 Traditional banks have long relied on the trust defense to ward off new financial institutions entering the market or those megabrands seeking to be more things to the customers they serve. However, that trust is eroding. Two of the most troubling statistics for traditional banks that emerged from a recent research* report are that the number 1 reason for considering a traditional bank over a Fintech or challenger bank was trust (30% of respondents), however, a similar share of respondents (27%) said they trusted Fintech companies more than traditional banks when responding to the same consideration question.

This means that trust is no longer a competitive differentiator.  Furthermore, when you consider the fact that megabrands have the frequency of interaction and affinity with their customers, it is not hard to see traditional banking customers try to get their financial services needs met elsewhere.
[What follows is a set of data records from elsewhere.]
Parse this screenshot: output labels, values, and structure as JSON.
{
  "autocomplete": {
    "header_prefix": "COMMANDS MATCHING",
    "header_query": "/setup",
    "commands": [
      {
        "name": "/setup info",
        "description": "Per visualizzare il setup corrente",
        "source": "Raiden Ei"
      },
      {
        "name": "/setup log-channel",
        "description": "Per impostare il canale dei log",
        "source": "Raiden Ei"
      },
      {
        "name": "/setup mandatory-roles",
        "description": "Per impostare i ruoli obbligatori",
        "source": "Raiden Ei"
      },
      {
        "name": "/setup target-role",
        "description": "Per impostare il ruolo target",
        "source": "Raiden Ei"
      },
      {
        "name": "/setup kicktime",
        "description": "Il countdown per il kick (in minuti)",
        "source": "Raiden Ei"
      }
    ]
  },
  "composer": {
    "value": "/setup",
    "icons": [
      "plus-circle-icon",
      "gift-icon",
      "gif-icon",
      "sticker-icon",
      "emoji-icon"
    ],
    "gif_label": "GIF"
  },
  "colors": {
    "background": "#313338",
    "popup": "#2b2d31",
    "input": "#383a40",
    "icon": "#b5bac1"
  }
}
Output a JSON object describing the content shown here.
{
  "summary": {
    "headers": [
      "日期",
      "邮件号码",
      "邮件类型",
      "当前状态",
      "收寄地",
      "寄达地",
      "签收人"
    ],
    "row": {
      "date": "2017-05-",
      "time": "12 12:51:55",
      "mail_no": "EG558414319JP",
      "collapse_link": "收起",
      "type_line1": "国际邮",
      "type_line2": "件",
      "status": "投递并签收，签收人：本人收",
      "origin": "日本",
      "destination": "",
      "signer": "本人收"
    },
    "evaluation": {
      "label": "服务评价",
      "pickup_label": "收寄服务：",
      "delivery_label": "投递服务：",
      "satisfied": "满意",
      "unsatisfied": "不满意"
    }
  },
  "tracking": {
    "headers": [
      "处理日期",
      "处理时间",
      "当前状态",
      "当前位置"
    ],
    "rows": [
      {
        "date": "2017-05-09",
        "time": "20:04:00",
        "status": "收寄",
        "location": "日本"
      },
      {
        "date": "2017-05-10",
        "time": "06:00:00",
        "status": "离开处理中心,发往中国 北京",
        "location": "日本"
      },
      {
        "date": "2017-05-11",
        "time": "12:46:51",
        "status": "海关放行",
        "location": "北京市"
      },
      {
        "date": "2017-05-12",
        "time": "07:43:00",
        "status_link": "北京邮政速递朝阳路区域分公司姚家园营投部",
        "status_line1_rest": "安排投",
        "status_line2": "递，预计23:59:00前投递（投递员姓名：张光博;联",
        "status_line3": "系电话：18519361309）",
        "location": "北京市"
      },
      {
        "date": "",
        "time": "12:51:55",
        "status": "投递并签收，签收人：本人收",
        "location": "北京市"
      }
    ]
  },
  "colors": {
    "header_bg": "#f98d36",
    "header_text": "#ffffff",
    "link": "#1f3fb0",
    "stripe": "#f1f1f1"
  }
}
So, what can a traditional bank do to combat this new crowd of disruptors?

  1. Use Your Branch as an Asset

One of the ways your customers have likely changed is that they will come out of this pandemic relationship starved. They will be looking for human interaction. Traditional banks can use their physical branches to deliver on that need. The nature of the branch experience may need to shift depending on how your customers have shifted, but it still represents an asset that can be leveraged.

  1. Build a “Trust Strategy”

Traditional financial institutions should build a “trust strategy” that meets their customers where they are today, recognizing that they are not the same as they were before.  Banks should look for ways to reaffirm and reify trust among their most loyal customers as a first step to rebuilding the relationship. This is especially crucial given Fintechs receive higher marks on ease of use, convenience, rates, prices, fees and the digital experience.

  1. Embark on a New Journey with Customers

Yes, your customers are different now that we are emerging from 2 years of a global pandemic.  The onus is on traditional banks to better understand how their customer make-up has changed.  Understanding is just the first step.  Finding new strategies to address those changes and new audiences for those strategies will only help banks achieve some level of insulation from new disruptors that keep entering the marketplace.

Contact us to discuss how a trust strategy can affect your customers.

 

 

*McKinsey Research: https://www.mckinsey.com/industries/financial-services/our-insights/how-us-customers-attitudes-to-fintech-are-shifting-during-the-pandemic

 

JR Slubowski

JR Slubowski